» **What you should do**:
Your answer should repeat every line of the records below in which the word "siblings" appears.

Records from a dataset
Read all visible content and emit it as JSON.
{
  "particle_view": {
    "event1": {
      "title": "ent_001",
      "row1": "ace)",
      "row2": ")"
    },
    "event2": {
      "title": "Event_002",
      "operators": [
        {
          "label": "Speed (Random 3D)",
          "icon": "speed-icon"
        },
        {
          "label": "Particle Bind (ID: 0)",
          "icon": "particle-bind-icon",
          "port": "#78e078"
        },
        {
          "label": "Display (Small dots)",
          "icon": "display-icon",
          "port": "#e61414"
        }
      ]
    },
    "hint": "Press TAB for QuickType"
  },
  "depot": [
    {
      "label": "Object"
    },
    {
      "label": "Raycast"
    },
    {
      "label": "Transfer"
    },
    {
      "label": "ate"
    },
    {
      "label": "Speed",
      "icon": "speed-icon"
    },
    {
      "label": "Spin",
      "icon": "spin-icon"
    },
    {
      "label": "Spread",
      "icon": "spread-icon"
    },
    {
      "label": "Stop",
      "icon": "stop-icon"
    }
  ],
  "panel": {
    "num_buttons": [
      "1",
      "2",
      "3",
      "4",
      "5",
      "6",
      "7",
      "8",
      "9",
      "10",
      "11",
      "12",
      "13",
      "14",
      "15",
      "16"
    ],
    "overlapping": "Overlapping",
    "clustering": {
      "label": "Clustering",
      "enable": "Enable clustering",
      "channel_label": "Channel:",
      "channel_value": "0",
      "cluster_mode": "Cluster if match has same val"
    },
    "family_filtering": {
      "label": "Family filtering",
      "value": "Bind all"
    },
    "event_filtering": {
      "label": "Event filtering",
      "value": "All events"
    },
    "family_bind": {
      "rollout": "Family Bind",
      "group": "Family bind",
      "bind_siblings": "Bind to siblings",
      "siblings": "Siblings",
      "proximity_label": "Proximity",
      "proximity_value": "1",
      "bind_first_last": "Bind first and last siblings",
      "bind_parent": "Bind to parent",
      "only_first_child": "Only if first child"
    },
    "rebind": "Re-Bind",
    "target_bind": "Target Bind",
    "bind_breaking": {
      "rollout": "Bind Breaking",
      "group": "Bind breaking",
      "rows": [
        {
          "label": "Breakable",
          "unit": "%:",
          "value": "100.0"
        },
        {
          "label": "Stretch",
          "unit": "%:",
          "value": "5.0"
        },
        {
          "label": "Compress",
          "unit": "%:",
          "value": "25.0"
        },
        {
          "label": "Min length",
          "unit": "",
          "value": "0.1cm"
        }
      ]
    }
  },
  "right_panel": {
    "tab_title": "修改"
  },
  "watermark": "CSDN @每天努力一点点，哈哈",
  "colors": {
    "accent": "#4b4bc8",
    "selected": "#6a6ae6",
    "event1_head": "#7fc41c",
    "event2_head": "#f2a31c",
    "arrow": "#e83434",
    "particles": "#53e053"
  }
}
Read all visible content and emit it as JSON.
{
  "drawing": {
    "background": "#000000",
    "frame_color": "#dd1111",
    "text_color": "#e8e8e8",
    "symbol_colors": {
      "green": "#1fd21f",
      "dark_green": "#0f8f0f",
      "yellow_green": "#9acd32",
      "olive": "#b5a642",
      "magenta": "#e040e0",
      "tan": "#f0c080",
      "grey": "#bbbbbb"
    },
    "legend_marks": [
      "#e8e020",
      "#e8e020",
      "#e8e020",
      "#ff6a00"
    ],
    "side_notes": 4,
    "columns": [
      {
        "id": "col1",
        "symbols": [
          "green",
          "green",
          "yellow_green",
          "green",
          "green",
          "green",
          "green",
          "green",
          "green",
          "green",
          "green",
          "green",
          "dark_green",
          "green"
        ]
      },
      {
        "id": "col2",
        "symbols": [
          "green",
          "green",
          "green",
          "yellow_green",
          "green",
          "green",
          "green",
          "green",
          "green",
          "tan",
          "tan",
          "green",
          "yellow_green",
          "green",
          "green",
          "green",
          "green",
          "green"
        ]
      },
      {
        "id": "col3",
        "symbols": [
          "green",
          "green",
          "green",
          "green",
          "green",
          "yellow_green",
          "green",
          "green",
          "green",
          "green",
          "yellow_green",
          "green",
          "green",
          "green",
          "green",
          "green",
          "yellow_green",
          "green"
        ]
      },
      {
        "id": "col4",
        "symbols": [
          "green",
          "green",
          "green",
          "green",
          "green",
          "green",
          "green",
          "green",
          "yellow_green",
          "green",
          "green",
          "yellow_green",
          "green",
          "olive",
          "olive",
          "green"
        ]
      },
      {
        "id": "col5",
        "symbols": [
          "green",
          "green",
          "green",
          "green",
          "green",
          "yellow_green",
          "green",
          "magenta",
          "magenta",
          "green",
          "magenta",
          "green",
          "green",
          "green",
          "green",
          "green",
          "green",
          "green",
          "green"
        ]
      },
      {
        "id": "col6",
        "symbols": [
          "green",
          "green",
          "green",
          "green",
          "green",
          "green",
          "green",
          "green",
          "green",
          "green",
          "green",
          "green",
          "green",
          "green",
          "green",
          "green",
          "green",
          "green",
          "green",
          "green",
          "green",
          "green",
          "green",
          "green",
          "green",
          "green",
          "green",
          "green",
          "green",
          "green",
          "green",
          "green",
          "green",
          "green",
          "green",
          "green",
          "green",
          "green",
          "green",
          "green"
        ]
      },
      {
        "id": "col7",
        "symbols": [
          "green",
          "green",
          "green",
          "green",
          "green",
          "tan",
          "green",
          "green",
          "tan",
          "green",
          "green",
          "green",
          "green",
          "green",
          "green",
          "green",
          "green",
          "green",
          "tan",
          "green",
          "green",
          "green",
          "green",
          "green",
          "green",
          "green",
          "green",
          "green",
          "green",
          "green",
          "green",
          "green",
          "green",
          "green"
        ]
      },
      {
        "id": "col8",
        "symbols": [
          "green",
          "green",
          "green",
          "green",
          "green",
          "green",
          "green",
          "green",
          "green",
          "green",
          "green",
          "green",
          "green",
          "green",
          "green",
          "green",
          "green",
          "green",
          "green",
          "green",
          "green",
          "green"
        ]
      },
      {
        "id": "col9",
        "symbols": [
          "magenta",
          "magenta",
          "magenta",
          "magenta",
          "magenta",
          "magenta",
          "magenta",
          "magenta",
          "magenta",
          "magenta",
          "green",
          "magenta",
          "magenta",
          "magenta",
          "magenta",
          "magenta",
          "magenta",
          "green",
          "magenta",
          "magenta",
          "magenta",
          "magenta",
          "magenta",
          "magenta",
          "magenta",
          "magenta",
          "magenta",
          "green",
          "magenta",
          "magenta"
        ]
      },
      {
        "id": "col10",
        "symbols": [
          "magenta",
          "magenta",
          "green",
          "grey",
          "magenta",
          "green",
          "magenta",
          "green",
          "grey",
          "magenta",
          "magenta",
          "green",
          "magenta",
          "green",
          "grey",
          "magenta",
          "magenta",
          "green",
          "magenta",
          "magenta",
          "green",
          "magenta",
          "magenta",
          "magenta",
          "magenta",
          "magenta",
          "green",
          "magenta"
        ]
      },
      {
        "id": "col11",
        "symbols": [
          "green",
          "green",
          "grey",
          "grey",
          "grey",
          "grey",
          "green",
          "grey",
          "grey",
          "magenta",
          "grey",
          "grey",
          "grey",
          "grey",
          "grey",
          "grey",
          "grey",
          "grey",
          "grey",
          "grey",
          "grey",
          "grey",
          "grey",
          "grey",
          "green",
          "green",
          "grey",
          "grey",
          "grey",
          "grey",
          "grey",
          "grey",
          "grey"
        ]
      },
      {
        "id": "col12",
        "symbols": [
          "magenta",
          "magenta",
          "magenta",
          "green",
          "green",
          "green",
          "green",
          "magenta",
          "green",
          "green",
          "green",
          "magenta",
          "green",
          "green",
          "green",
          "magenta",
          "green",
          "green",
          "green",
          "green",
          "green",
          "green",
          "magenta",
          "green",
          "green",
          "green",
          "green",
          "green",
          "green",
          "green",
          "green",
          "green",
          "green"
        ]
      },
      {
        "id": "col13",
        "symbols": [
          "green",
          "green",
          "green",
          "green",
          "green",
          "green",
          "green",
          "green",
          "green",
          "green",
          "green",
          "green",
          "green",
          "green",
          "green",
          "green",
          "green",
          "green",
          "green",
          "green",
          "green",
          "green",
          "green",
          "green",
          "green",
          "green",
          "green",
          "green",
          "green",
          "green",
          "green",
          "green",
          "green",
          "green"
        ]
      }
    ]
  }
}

» **Task output**:
      "bind_siblings": "Bind to siblings",
      "siblings": "Siblings",
      "bind_first_last": "Bind first and last siblings",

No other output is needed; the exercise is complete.